“Employees are resigned to this being ‘the way it is’ if they want to work at 7-Eleven. There is also an understanding that visa-holders can work hours in excess of what is allowable, and this will not be reported – in fact, it will be disguised by the franchisee.”
Following the Inquiry, the FOW recommends 7-Eleven:
- Enters into a compliance partnership with the Fair Work Ombudsman, accepting that it has moral and ethical responsibility to ensure its stores meet community and social expectations for equal, safe and fair work opportunities for all employees,
- Implements effective governance arrangements that ensure compliance with all federal workplace laws,
Review its operating model to ensure regular review of the financial viability and legal exposure of franchise agreements and engage an external, independent party to self-audit its compliance, and
- Set up a staff consultative forum with employee representatives from across the network that is separate from franchisees.
7-Eleven said it accepted the report’s findings in full and over the coming months will seek to implement any additional changes deemed necessary to give effect to the recommendations, including entering into a compliance partnership with FWO.
Newly appointed CEO, Angus McKay, said: “7-Eleven and our franchisees acknowledge the contribution the FWO report will make to further inform and strengthen our Strategic Reform Program as we strive to be the best business we can be”.
“7-Eleven does not condone any failure to meet workplace rights and obligations, particularly the underpayment of franchisee employees. As part of the Strategic Reform Program we have made significant investments to implement an identification, investigative, deterrence and sanction regime across our business to eradicate any such failures.
“A special investigations unit, store audits, improved time and attendance processes, which will soon be replaced by a biometric system, and a compulsory centralised payroll system form the core of our approach to ensuring 7-Eleven is a business that exceeds customer, community and regulatory expectations,” Mr McKay said.
“7-Eleven and its franchisees having negotiated a new agreement are committed to ensuring stores are fair, effective, efficient and good places to work.
“There are no winners in circumstances where people are underpaid.
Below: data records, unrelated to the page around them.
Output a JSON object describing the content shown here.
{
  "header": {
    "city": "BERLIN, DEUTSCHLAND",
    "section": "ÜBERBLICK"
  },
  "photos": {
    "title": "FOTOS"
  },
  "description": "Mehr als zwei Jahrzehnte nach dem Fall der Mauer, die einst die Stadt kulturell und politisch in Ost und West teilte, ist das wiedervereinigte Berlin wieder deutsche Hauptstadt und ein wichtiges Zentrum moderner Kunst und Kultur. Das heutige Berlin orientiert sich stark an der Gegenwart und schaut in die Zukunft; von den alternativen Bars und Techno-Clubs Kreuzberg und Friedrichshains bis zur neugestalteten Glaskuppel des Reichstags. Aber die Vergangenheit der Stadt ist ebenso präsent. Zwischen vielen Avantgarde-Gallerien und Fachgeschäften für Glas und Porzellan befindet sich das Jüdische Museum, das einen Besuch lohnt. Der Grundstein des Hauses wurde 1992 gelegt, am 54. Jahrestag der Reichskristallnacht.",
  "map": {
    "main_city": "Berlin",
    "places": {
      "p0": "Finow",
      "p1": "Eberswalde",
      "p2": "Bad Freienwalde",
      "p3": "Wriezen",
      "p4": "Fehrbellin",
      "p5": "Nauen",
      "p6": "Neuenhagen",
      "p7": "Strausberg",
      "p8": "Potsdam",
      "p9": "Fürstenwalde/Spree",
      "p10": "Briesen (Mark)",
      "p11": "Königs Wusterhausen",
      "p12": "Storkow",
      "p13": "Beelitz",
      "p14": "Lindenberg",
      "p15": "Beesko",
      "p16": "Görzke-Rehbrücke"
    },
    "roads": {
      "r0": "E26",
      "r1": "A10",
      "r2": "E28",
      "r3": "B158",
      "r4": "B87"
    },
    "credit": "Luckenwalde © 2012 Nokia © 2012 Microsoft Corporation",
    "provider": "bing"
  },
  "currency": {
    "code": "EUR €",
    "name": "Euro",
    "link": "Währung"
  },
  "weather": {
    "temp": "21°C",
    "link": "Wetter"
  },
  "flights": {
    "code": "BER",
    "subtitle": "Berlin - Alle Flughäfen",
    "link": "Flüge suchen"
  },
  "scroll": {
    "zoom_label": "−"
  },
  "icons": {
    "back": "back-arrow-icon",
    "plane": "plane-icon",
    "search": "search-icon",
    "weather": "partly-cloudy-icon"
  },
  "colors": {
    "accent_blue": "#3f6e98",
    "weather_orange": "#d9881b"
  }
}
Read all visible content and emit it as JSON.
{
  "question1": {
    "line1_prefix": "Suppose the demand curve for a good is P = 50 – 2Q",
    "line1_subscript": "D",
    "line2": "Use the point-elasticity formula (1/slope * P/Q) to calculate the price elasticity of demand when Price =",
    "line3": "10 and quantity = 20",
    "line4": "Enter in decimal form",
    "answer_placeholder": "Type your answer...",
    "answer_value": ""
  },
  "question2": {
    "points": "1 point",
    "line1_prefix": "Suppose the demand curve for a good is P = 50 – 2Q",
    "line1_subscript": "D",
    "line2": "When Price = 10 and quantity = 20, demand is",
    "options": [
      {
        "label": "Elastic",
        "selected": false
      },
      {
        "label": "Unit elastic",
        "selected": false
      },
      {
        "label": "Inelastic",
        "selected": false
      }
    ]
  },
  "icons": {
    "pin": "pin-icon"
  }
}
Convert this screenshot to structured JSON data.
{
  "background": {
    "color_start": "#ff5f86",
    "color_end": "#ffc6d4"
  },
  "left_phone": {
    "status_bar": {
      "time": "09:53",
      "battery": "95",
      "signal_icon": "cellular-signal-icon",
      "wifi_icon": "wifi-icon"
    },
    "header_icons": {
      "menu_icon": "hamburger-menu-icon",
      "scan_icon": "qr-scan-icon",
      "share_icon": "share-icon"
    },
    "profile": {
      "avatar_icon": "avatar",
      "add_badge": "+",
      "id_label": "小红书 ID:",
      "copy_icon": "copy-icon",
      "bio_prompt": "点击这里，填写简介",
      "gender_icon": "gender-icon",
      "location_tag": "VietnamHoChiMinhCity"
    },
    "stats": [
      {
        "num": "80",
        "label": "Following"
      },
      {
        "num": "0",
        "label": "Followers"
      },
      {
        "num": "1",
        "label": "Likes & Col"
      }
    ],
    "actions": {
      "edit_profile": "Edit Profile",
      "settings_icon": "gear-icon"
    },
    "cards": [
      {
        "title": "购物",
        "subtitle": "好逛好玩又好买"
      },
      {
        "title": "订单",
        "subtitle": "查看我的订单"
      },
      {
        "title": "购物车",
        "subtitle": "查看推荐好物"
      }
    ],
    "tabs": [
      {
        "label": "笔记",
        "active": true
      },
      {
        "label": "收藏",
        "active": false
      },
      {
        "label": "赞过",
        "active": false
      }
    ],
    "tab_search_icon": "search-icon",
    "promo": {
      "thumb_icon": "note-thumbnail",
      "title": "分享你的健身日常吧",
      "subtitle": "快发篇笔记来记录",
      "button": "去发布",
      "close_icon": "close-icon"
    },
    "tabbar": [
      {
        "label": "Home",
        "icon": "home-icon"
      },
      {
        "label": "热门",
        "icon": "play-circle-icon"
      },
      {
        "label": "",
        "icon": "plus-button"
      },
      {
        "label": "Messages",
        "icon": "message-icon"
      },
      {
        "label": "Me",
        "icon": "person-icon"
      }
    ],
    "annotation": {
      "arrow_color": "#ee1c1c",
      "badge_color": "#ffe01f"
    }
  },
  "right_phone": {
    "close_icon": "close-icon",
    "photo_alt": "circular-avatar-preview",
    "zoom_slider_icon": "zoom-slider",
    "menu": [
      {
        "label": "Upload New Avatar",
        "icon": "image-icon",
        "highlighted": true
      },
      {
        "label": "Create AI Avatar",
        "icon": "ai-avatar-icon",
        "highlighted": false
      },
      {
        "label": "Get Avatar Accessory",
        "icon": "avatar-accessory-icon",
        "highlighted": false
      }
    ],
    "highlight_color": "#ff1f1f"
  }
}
Everybody is impacted, including those franchisees who are meeting their obligations and doing the right thing.
“Significant progress has been made in respect to governance and compliance across our network of stores. 7-Eleven is entrenching as a matter of principle a culture of continuous improvement, which recognises the ever changing nature of the industrial landscape and the need to be ever vigilant when it comes to upholding workplace rights and entitlements.”